Navy Adm. Mike Mullen, chairman of the Joints Chiefs of Staff, appeared on CNN’s “State of the Union” and ABC’s “This Week ” TV programs this morning.

“The assumption certainly is that [North Korea] continues to head in the direction of additional nuclear weapons,” Mullen said. “They are also known to proliferate this technology, so they’re a very dangerous country.”

According to a story that appeared yesterday in The New York Times, North Korean officials allowed visiting Stanford University professor Siegfried Hecker, former director of the Los Alamos National Laboratory, to tour a sophisticated new uranium enrichment plant that North Korea has built in secret and may have been built with foreign help.

“I’ve been concerned for a long time about instability in that region and North Korea has been at the center of that,” Mullen said. “We’ve worked hard with other countries to try to bring pressure on them” to comply with strict United Nations Security Council resolutions related to North Korea’s nuclear ambitions.

“This in fact violates United Nations Security Council resolutions 1718 [2006] and 1874 [2009],” Mullen said. “And it violates what they said they’d do in 2005 with respect to getting to the six-party talks [aimed at addressing the country’s nuclear program]. So they’re a country that routinely we are unable to believe they will do what they say.”

North Korea is the greatest threat to peace in Northeast Asia and the focal point of the defense posture on the peninsula.

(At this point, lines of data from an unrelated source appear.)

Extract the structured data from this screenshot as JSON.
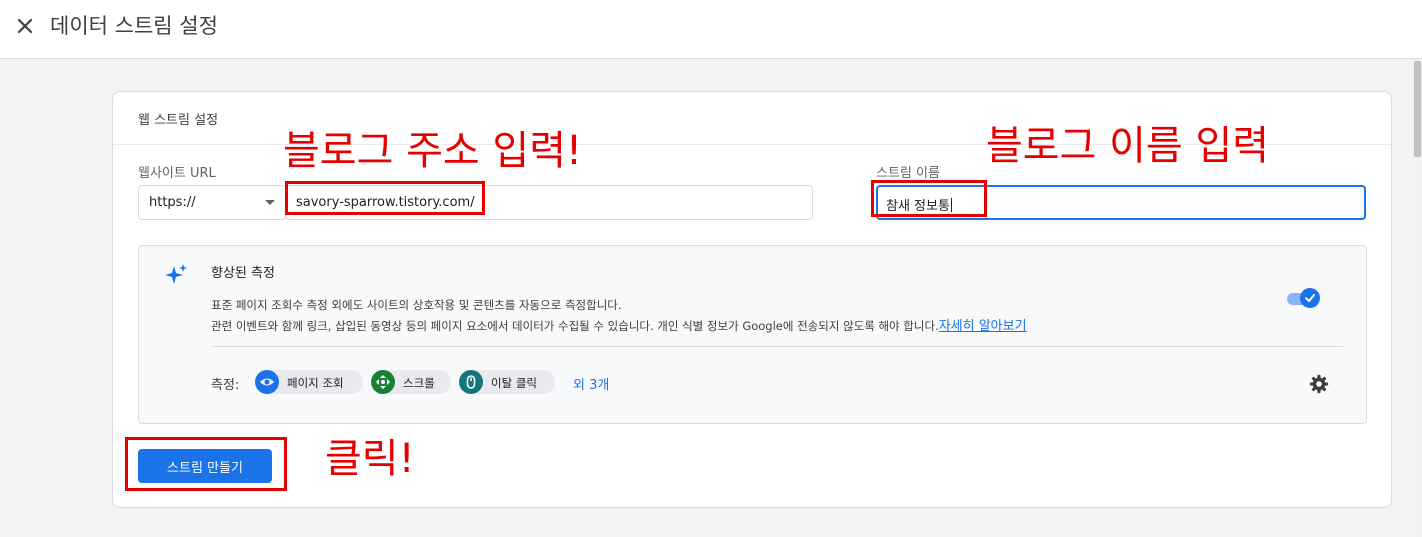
{
  "header": {
    "title": "데이터 스트림 설정",
    "close_icon": "close-icon"
  },
  "card": {
    "title": "웹 스트림 설정",
    "website_url": {
      "label": "웹사이트 URL",
      "protocol": "https://",
      "value": "savory-sparrow.tistory.com/"
    },
    "stream_name": {
      "label": "스트림 이름",
      "value": "참새 정보통"
    },
    "enhanced_measurement": {
      "title": "향상된 측정",
      "description_line1": "표준 페이지 조회수 측정 외에도 사이트의 상호작용 및 콘텐츠를 자동으로 측정합니다.",
      "description_line2": "관련 이벤트와 함께 링크, 삽입된 동영상 등의 페이지 요소에서 데이터가 수집될 수 있습니다. 개인 식별 정보가 Google에 전송되지 않도록 해야 합니다.",
      "learn_more": "자세히 알아보기",
      "enabled": true,
      "measure_label": "측정:",
      "chips": [
        {
          "label": "페이지 조회",
          "icon": "eye-icon",
          "color": "#1a73e8"
        },
        {
          "label": "스크롤",
          "icon": "scroll-icon",
          "color": "#188038"
        },
        {
          "label": "이탈 클릭",
          "icon": "mouse-icon",
          "color": "#12767a"
        }
      ],
      "more_link": "외 3개",
      "settings_icon": "gear-icon"
    },
    "create_button": "스트림 만들기"
  },
  "annotations": {
    "url_note": "블로그 주소 입력!",
    "name_note": "블로그 이름 입력",
    "click_note": "클릭!",
    "color": "#e60000"
  }
}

North Korea is believed to have at least 1.5 million military members along with its nuclear capabilities.

In March, North Korea torpedoed and sank the South Korean navy ship Cheonan, killing 46 sailors.

In October, Defense Secretary Robert M. Gates and South Korean Defense Minister Kim Tae-young participated in the 42nd Security Consultative Meeting here, after which they told reporters that the U.S.-South Korea military alliance has never been stronger.

Both men called on North Korea to end provocative actions like the Cheonan attack.

The news that the ailing North Korean leader Kim Jong-il has anointed his son, Kim Jong-un, as his successor has the alliance preparing to defend against all possible North Korean threats.

“We have to continue to bring pressure on [Kim Jong-il],” Mullen said, specifically through the six-party-talk countries -- Russia, China, the United States, Japan and South Korea.

President Barack Obama “sent out a team to each of the capitals this weekend to re-engage. That’s where we are right now and I’m sure we will continue to do that,” Mullen said.

“We’ve been engaged with China for an extended period of time with respect to North Korea,” Mullen added. “A great part of this will have to be done through Beijing.”